“You are a disgusting little boy who will grow up to be a terrible man!” screeched Sister Vindictive. Folks, I was thirteen and was, according to Sister V, the worst Catholic since Genghis Khan.
Sister V was my Grade 9 teacher and nothing like the gentle, smiling, singing nuns from the Sound of Music or Sister Act. I can’t remember a single thing she taught me, but can instantly recall every insult she hurled in my direction over the course of that painful year.
“You’re stupid. You’re wrong. You’re wicked. You’re lazy. You’re… etc., etc.”
As a result, for the next thirty years, whenever I felt slightly proud of any achievement, Sister V’s voice would pop up from the dark recesses of my mind, “You’re a fake, and a disgrace, and will soon be exposed as the nasty liar you really are!”
Years later, at a high school reunion, I stumbled across a tribe of fellow graduates from the Sister V School of Low Self-Worth, and was delighted to discover she hadn’t singled me out for special treatment after all! Apparently, Sister V was an equal opportunity abuser who left a trail of shattered self-esteem wherever she went.
Now, if a single year under Sister V’s care had left us feeling slightly insecure, imagine how horrendous it must be for kids growing up with a parent who uses the Sister V De-Motivational Method (Pat. pend)?!
Still, Sister V made me the man I am today; someone who prefers to encourage, rather than criticise.

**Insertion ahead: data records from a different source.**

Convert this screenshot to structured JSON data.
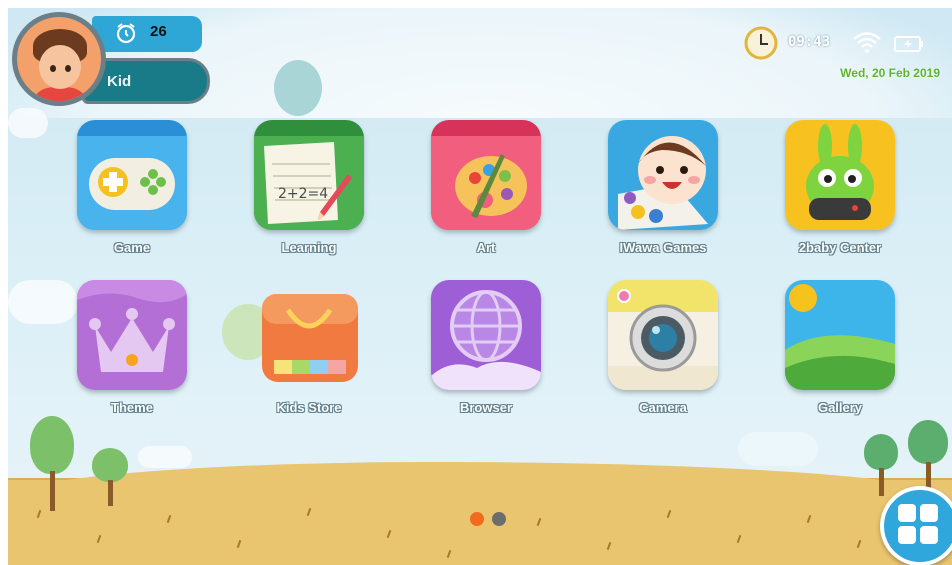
{
  "profile": {
    "timer_count": "26",
    "name": "Kid"
  },
  "status": {
    "time": "09:43",
    "date": "Wed, 20 Feb 2019"
  },
  "apps": [
    {
      "label": "Game",
      "icon": "game-folder-icon"
    },
    {
      "label": "Learning",
      "icon": "learning-folder-icon"
    },
    {
      "label": "Art",
      "icon": "art-folder-icon"
    },
    {
      "label": "IWawa Games",
      "icon": "iwawa-games-icon"
    },
    {
      "label": "2baby Center",
      "icon": "2baby-center-icon"
    },
    {
      "label": "Theme",
      "icon": "theme-crown-icon"
    },
    {
      "label": "Kids Store",
      "icon": "kids-store-icon"
    },
    {
      "label": "Browser",
      "icon": "browser-globe-icon"
    },
    {
      "label": "Camera",
      "icon": "camera-icon"
    },
    {
      "label": "Gallery",
      "icon": "gallery-icon"
    }
  ],
  "pager": {
    "active_color": "#f26a1b",
    "inactive_color": "#6d6d6d"
  },
  "colors": {
    "profile_top_bar": "#2ea7d6",
    "profile_bottom_bar": "#1a7b88",
    "date_text": "#5db52f",
    "apps_button": "#2fa6dc"
  }
}
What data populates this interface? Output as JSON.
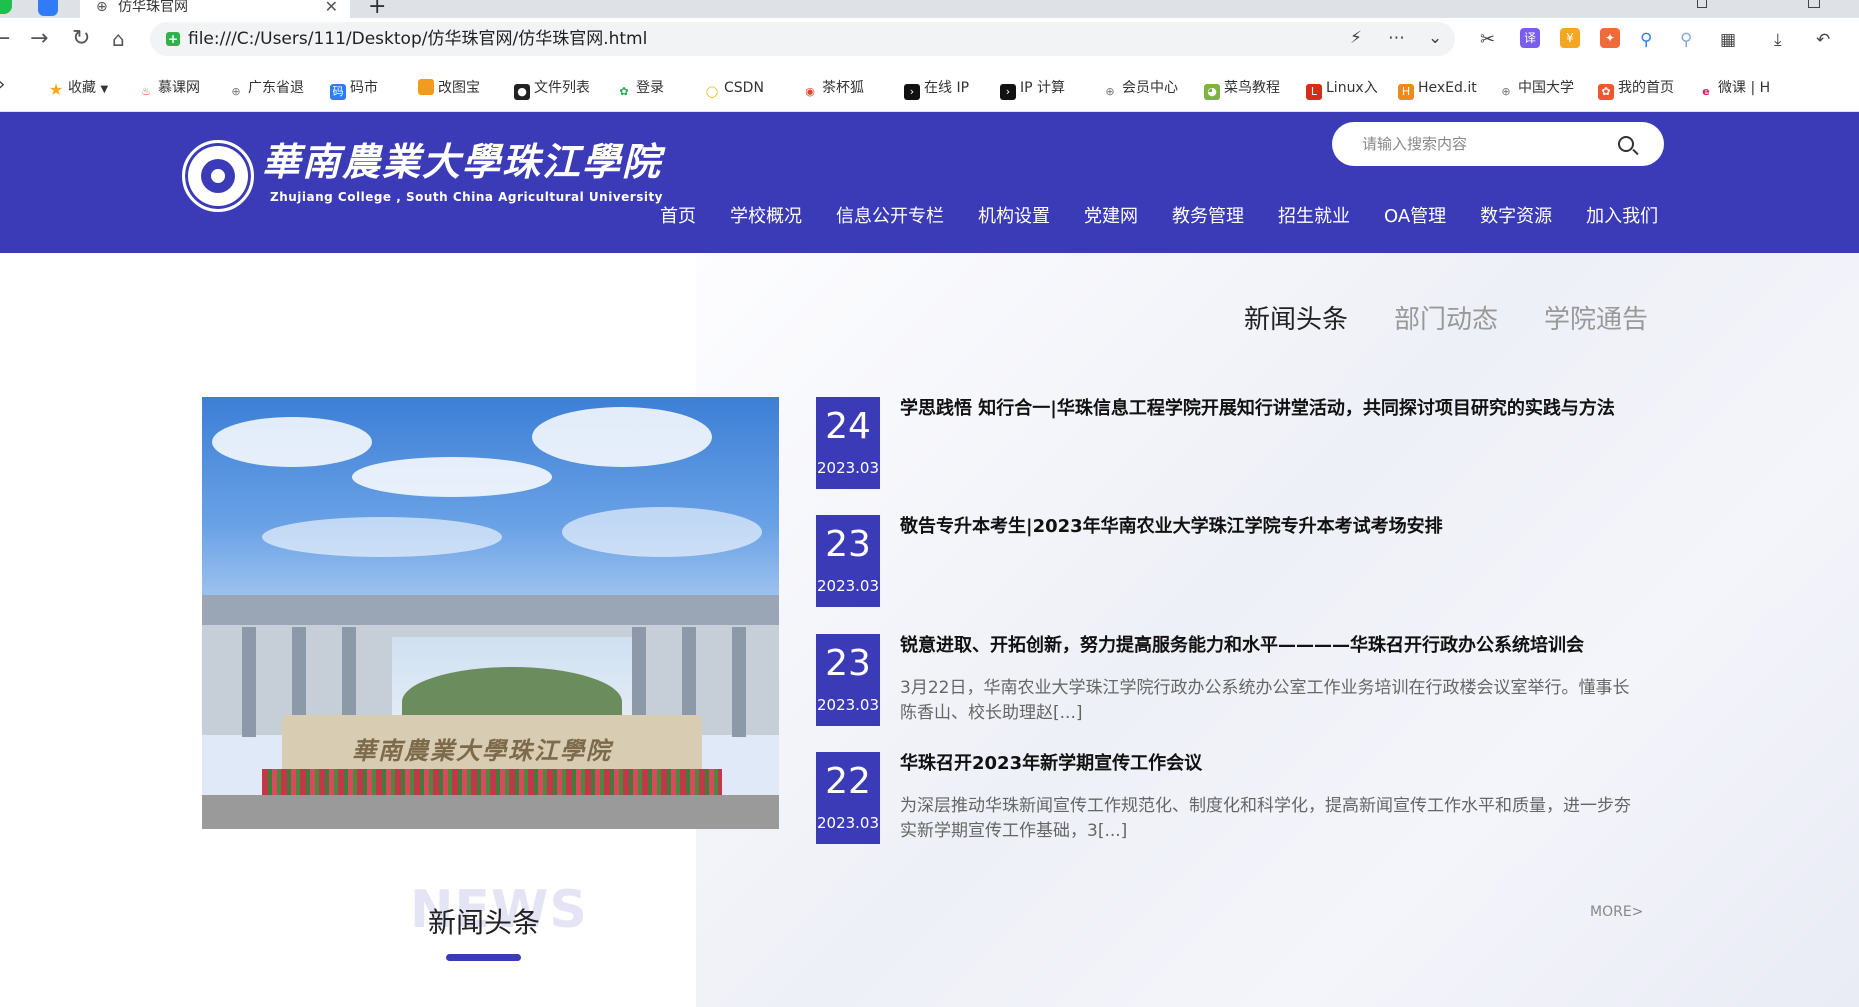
{
  "browser": {
    "tab_title": "仿华珠官网",
    "url": "file:///C:/Users/111/Desktop/仿华珠官网/仿华珠官网.html",
    "bookmarks": [
      {
        "label": "收藏",
        "icon": "star-icon",
        "color": "#f5a623"
      },
      {
        "label": "慕课网",
        "icon": "flame-icon",
        "color": "#e24a2b"
      },
      {
        "label": "广东省退",
        "icon": "globe-icon",
        "color": "#777777"
      },
      {
        "label": "码市",
        "icon": "code-icon",
        "color": "#2f7cf6"
      },
      {
        "label": "改图宝",
        "icon": "image-icon",
        "color": "#f29b1d"
      },
      {
        "label": "文件列表",
        "icon": "cat-icon",
        "color": "#222222"
      },
      {
        "label": "登录",
        "icon": "leaf-icon",
        "color": "#29a745"
      },
      {
        "label": "CSDN",
        "icon": "csdn-icon",
        "color": "#f7b500"
      },
      {
        "label": "茶杯狐",
        "icon": "cup-icon",
        "color": "#e0432b"
      },
      {
        "label": "在线 IP",
        "icon": "terminal-icon",
        "color": "#111111"
      },
      {
        "label": "IP 计算",
        "icon": "terminal-icon",
        "color": "#111111"
      },
      {
        "label": "会员中心",
        "icon": "globe-icon",
        "color": "#777777"
      },
      {
        "label": "菜鸟教程",
        "icon": "bird-icon",
        "color": "#7cb342"
      },
      {
        "label": "Linux入",
        "icon": "linux-icon",
        "color": "#d62c1a"
      },
      {
        "label": "HexEd.it",
        "icon": "hex-icon",
        "color": "#ef8a1a"
      },
      {
        "label": "中国大学",
        "icon": "globe-icon",
        "color": "#777777"
      },
      {
        "label": "我的首页",
        "icon": "home-badge-icon",
        "color": "#f0572d"
      },
      {
        "label": "微课 | H",
        "icon": "edx-icon",
        "color": "#d81b60"
      }
    ]
  },
  "header": {
    "logo_cn": "華南農業大學珠江學院",
    "logo_en": "Zhujiang College , South China Agricultural University",
    "search_placeholder": "请输入搜索内容",
    "nav": [
      "首页",
      "学校概况",
      "信息公开专栏",
      "机构设置",
      "党建网",
      "教务管理",
      "招生就业",
      "OA管理",
      "数字资源",
      "加入我们"
    ],
    "brand_color": "#3b3bb8"
  },
  "news_tabs": [
    {
      "label": "新闻头条",
      "active": true
    },
    {
      "label": "部门动态",
      "active": false
    },
    {
      "label": "学院通告",
      "active": false
    }
  ],
  "news": [
    {
      "day": "24",
      "ym": "2023.03",
      "title": "学思践悟 知行合一|华珠信息工程学院开展知行讲堂活动，共同探讨项目研究的实践与方法",
      "summary": ""
    },
    {
      "day": "23",
      "ym": "2023.03",
      "title": "敬告专升本考生|2023年华南农业大学珠江学院专升本考试考场安排",
      "summary": ""
    },
    {
      "day": "23",
      "ym": "2023.03",
      "title": "锐意进取、开拓创新，努力提高服务能力和水平————华珠召开行政办公系统培训会",
      "summary": "3月22日，华南农业大学珠江学院行政办公系统办公室工作业务培训在行政楼会议室举行。懂事长陈香山、校长助理赵[...]"
    },
    {
      "day": "22",
      "ym": "2023.03",
      "title": "华珠召开2023年新学期宣传工作会议",
      "summary": "为深层推动华珠新闻宣传工作规范化、制度化和科学化，提高新闻宣传工作水平和质量，进一步夯实新学期宣传工作基础，3[...]"
    }
  ],
  "more_label": "MORE>",
  "section": {
    "bg_word": "NEWS",
    "heading": "新闻头条"
  }
}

Someone far from perfect (not exactly an earth shattering revelation) but trying hard every day to be a slightly better person.
And finally, someone who ticks ‘Other’ in the Religion box on Census night, then scrawls ‘Suburban Philosopher’ in the space below.
Sister V would be disgusted.